Is severe and does not improve with rest
Causes weakness, numbness, or tingling in one or both legs
Is accompanied by unexplained weight loss
Spreads down both legs, especially If the pain extends below the knee
You should also consult your doctor if you start having back pain for the first time after the age of 50, or if you have a history of cancer, osteoporosis, Steroid use, or abuse drugs or alcohol.
Back pain often develops without a specific cause that your doctor can identify with a test or imaging study. Conditions commonly linked to back pain include muscle or ligament strain, bulging or ruptured disks, arthritis, skeletal irregularities, or osteoporosis.
Anyone can develop back pain, even children and teens. Research has yet to prove what contributes to back pain. However, risk factors might put you at greater risk of developing back pain are age, lack of exercise, excess weight, diseases, improper lifting, psychological conditions, and even smoking.
Most acute back pain (back pain lasting less than 6 weeks) gets better with a few weeks of home treatment. Over-the-counter pain relievers and the use of heat or ice might be all you need. Bed rest isn't recommended. Continue with your normal activities as much as you can tolerate but stop activities that increase pain. If home treatments are not working after several weeks then your doctor might suggest other options such as stronger medications, physical therapy, and in rare cases surgery. 
Alternative medicine is also a good option to relieve back pain. You can try a chiropractor, massage therapist, acupuncture, and yoga to help calm the muscles and nerves in your back.
You may be able to avoid back pain or prevent its recurrence by improving your physical condition and learning and practicing proper body mechanics.
To help keep your back healthy and strong, here are some tips:

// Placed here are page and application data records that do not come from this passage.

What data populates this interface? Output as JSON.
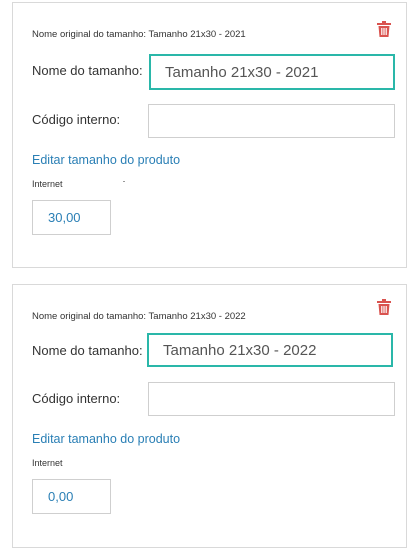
{
  "sizes": [
    {
      "original_name_text": "Nome original do tamanho: Tamanho 21x30 - 2021",
      "name_label": "Nome do tamanho:",
      "name_value": "Tamanho 21x30 - 2021",
      "code_label": "Código interno:",
      "code_value": "",
      "edit_link": "Editar tamanho do produto",
      "price_label": "Internet",
      "price_value": "30,00"
    },
    {
      "original_name_text": "Nome original do tamanho: Tamanho 21x30 - 2022",
      "name_label": "Nome do tamanho:",
      "name_value": "Tamanho 21x30 - 2022",
      "code_label": "Código interno:",
      "code_value": "",
      "edit_link": "Editar tamanho do produto",
      "price_label": "Internet",
      "price_value": "0,00"
    }
  ],
  "colors": {
    "accent_focus": "#2ab7a9",
    "link": "#2a7fb5",
    "delete_icon": "#d9534f"
  },
  "icons": {
    "delete": "trash-icon"
  }
}
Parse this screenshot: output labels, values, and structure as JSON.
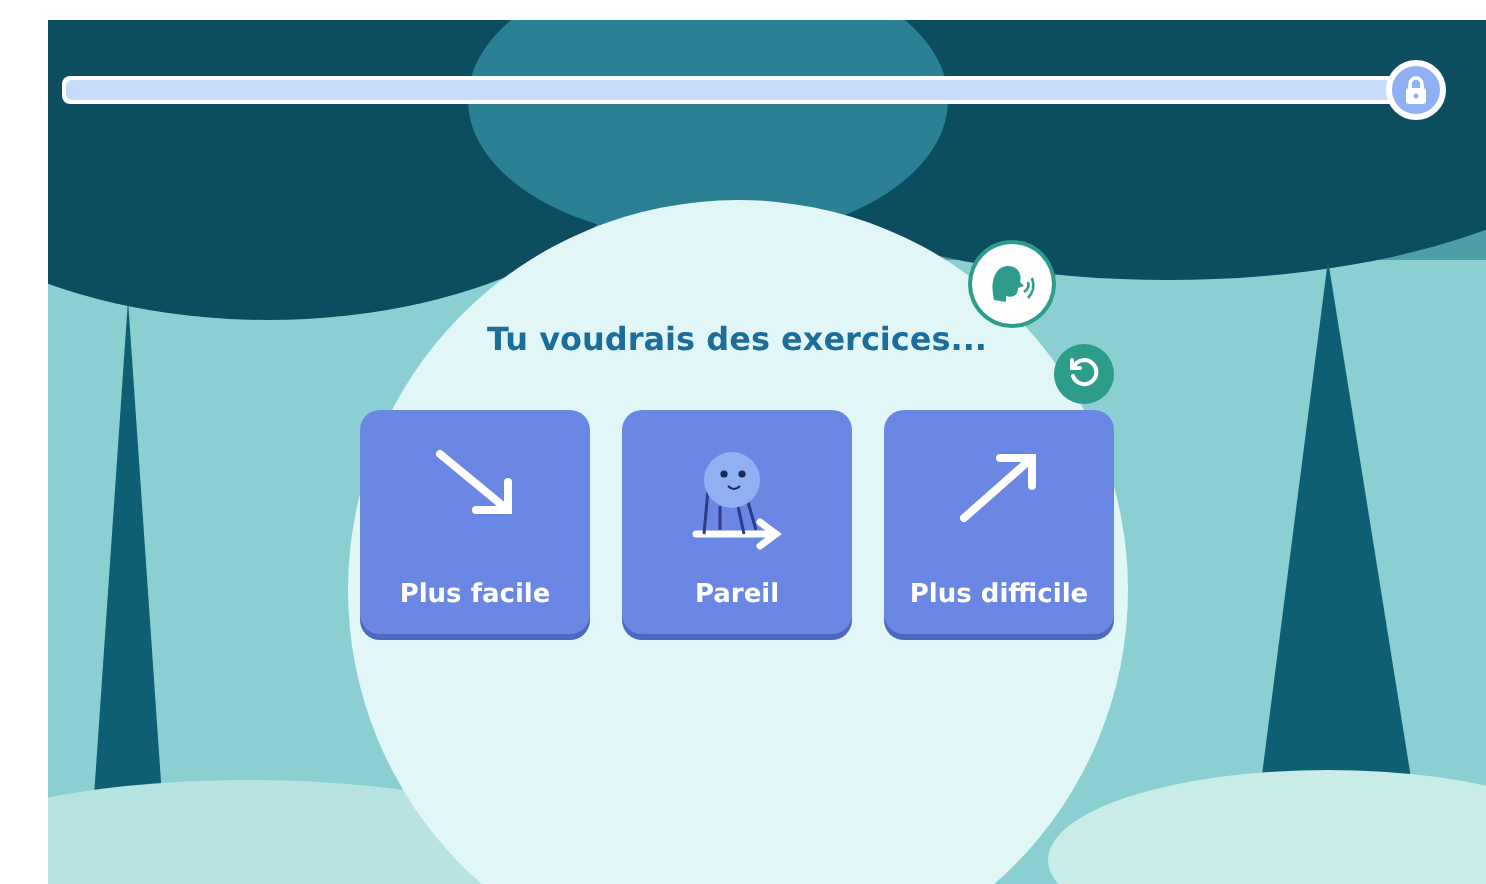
{
  "progress": {
    "level": 1
  },
  "prompt": "Tu voudrais des exercices...",
  "choices": [
    {
      "kind": "easier",
      "label": "Plus facile"
    },
    {
      "kind": "same",
      "label": "Pareil"
    },
    {
      "kind": "harder",
      "label": "Plus difficile"
    }
  ]
}
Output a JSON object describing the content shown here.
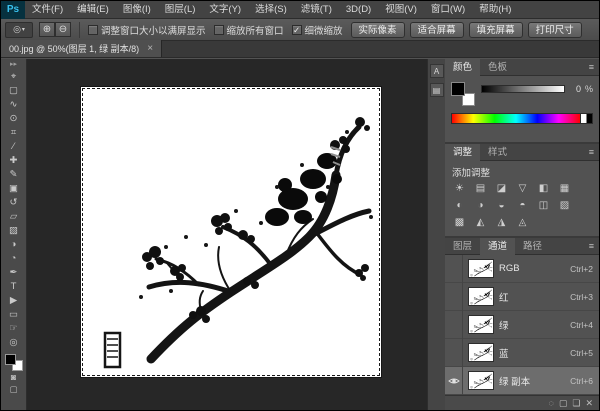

Build muscle strength and flexibility in your back
Maintain a healthy weight
Maintain good posture while standing, sitting, and lifting objects